There are great personal costs associated with marginalisation, including a low standard of living and a poor quality of life. In addition, the marginalisation of large sections of society undermines the sustainability of the welfare state. Marginalisation is linked to problems of social coherence and of the financing of the welfare state.
The financial problems arise because marginalised groups are often affected by unemployment, which leads to both heavy costs to society (in the form of benefit payments) and lower income to society (as a result of a reduction in the size of the tax base).
In addition, marginalised individuals are more likely to engage in risk behaviour, including alcohol and substance abuse and generally unhealthy lifestyles. Such problems can further increase the marginalisation experienced by individuals, and may also be symptomatic of other, quite different problems.
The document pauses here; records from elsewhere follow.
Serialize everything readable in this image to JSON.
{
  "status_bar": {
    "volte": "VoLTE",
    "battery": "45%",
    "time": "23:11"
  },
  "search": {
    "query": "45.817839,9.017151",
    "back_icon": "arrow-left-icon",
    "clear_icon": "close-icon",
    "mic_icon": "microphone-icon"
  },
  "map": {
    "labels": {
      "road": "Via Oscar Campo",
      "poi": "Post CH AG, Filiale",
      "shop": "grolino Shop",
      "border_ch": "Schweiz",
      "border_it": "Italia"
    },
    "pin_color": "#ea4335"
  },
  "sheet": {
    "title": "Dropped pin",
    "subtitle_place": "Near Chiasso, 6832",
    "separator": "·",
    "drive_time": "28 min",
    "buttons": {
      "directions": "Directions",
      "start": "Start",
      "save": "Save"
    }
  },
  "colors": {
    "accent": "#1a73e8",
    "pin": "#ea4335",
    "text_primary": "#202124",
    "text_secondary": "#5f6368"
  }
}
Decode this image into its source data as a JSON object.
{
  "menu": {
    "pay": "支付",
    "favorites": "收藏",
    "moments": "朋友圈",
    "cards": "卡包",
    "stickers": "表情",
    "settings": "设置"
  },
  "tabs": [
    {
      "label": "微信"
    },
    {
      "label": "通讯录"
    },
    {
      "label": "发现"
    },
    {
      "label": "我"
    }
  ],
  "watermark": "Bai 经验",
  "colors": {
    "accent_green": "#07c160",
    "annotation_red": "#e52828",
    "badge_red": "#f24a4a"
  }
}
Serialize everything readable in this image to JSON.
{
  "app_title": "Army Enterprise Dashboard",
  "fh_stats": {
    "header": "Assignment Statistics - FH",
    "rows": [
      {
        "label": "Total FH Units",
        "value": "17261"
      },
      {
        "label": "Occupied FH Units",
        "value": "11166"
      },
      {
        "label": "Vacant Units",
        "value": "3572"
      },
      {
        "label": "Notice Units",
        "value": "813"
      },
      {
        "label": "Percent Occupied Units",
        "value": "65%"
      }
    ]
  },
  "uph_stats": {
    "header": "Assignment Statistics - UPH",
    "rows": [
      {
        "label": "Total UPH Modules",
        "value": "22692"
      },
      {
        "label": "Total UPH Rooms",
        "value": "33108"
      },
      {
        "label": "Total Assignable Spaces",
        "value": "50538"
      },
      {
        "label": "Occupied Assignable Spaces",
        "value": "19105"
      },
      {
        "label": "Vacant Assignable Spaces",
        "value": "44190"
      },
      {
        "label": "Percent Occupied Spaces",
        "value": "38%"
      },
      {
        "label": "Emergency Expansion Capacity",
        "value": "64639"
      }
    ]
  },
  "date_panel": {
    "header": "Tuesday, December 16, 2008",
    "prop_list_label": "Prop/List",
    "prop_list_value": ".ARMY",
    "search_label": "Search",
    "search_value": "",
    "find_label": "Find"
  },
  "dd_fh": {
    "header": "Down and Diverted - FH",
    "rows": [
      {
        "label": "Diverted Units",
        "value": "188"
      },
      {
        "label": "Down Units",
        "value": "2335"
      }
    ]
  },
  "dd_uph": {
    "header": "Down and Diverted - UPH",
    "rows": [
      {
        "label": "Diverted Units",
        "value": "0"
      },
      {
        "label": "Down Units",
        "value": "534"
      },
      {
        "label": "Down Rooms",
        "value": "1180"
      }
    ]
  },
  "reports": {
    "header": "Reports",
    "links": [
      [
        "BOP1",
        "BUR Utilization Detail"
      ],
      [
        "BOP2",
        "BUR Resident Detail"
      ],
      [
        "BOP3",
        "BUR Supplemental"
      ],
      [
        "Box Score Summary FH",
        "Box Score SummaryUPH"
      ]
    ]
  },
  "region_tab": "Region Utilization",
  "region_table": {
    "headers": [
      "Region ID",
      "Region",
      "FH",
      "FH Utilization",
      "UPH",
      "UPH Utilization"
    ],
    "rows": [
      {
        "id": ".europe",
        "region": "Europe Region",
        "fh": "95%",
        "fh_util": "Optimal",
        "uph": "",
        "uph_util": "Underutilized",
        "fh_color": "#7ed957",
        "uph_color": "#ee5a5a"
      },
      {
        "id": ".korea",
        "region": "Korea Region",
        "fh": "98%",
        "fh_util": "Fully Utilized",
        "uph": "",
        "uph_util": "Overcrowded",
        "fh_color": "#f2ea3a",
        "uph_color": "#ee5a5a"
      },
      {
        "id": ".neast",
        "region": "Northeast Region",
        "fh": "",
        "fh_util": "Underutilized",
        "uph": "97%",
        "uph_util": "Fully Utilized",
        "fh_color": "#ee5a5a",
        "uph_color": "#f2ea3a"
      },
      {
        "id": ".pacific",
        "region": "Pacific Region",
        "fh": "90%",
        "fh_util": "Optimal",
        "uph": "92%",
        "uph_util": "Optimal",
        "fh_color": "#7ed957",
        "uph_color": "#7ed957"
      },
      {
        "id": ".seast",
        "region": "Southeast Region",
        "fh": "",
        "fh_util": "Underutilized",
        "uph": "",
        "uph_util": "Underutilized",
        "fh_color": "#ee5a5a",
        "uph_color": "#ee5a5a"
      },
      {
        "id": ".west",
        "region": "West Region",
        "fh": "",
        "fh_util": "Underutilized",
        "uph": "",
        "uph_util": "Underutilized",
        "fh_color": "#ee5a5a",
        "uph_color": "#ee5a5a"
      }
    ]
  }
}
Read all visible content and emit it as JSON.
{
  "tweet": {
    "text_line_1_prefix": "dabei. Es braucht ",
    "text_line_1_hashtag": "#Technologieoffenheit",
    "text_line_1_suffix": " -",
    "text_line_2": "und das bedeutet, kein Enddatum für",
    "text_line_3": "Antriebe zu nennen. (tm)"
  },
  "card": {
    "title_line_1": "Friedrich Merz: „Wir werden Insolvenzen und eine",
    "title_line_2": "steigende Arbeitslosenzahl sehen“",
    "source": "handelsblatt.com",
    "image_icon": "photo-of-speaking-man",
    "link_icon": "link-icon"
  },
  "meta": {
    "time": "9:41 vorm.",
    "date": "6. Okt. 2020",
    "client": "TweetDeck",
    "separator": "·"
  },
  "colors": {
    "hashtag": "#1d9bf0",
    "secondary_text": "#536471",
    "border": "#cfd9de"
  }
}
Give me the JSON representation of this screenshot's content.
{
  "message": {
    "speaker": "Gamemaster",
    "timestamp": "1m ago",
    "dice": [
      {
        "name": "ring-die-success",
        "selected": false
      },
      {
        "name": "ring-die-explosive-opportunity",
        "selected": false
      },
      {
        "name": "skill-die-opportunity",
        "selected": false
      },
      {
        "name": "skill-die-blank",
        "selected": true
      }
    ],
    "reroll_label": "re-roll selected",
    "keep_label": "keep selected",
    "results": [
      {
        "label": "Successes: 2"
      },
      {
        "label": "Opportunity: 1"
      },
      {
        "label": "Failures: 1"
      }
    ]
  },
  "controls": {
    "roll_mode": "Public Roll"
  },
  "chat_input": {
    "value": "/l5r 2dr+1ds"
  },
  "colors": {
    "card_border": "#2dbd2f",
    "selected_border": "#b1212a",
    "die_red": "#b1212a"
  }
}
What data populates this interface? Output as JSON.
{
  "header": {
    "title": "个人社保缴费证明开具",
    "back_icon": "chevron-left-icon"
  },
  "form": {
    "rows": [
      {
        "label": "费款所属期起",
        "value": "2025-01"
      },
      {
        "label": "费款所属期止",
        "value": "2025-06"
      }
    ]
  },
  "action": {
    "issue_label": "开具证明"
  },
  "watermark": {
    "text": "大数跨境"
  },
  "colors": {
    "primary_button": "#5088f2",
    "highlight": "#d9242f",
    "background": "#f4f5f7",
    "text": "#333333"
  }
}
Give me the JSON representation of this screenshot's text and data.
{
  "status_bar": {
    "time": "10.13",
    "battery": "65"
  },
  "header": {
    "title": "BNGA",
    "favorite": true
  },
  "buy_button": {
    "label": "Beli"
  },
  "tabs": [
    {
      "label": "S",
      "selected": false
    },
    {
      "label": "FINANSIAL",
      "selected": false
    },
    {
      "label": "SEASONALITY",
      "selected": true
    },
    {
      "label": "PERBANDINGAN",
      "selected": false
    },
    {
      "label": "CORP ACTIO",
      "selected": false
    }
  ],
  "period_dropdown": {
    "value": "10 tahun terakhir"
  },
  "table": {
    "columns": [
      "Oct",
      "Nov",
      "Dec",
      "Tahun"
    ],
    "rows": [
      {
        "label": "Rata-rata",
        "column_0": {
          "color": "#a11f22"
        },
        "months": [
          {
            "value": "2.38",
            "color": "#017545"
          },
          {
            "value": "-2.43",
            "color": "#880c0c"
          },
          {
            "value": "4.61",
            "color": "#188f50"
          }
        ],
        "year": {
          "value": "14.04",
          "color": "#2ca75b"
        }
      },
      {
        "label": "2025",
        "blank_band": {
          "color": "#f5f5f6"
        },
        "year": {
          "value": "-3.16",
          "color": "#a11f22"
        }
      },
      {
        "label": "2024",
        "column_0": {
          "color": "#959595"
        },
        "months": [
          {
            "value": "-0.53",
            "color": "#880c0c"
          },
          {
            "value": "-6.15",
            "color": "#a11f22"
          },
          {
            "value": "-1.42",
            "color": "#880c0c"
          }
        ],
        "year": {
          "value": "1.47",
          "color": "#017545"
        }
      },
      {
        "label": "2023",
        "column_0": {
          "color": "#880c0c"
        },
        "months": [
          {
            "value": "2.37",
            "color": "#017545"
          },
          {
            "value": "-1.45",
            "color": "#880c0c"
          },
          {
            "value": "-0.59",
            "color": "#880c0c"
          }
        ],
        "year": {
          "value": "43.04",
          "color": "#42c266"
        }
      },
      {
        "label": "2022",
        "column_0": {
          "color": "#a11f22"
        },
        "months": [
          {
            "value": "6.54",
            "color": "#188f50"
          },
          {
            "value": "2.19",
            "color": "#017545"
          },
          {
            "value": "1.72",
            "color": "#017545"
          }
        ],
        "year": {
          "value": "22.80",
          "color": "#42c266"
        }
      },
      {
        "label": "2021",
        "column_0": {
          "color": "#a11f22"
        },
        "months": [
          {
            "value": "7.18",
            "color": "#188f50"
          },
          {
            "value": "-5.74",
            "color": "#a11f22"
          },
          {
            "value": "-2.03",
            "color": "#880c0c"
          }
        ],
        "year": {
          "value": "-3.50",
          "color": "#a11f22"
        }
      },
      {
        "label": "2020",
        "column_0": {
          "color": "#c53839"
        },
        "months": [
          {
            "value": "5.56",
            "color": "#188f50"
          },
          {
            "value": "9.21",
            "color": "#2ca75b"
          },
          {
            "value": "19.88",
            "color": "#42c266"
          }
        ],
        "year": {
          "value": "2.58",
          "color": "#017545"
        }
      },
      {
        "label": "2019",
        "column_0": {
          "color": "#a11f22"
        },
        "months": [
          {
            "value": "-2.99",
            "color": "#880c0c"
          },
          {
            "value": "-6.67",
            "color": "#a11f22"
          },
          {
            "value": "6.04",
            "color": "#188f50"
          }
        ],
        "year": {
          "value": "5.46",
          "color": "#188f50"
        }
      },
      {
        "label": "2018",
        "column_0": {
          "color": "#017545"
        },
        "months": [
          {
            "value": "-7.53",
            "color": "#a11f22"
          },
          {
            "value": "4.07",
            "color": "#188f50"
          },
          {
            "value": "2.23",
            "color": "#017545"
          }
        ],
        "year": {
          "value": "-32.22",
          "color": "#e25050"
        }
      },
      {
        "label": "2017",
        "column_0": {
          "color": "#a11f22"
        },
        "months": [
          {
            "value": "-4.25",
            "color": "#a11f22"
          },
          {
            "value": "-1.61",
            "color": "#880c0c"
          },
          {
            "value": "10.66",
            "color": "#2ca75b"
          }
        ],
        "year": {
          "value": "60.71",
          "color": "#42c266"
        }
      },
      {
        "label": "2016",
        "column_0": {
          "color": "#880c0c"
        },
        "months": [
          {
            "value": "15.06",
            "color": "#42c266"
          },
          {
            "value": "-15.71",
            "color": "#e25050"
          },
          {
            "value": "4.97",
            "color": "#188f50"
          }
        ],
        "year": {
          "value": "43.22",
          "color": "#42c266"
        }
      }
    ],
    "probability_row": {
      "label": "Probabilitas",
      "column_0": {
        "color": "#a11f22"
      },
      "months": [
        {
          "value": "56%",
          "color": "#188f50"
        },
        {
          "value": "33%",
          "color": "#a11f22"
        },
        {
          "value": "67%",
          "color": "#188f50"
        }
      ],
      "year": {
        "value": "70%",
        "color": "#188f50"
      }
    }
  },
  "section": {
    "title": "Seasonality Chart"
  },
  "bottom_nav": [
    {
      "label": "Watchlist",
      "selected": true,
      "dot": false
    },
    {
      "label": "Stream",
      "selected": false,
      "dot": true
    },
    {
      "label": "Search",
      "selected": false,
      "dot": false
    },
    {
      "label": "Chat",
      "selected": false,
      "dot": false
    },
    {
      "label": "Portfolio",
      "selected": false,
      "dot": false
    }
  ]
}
Research into marginalised groups is therefore important because of the consequences of risk behaviour and marginalisation for both the individuals concerned and the nation as a whole.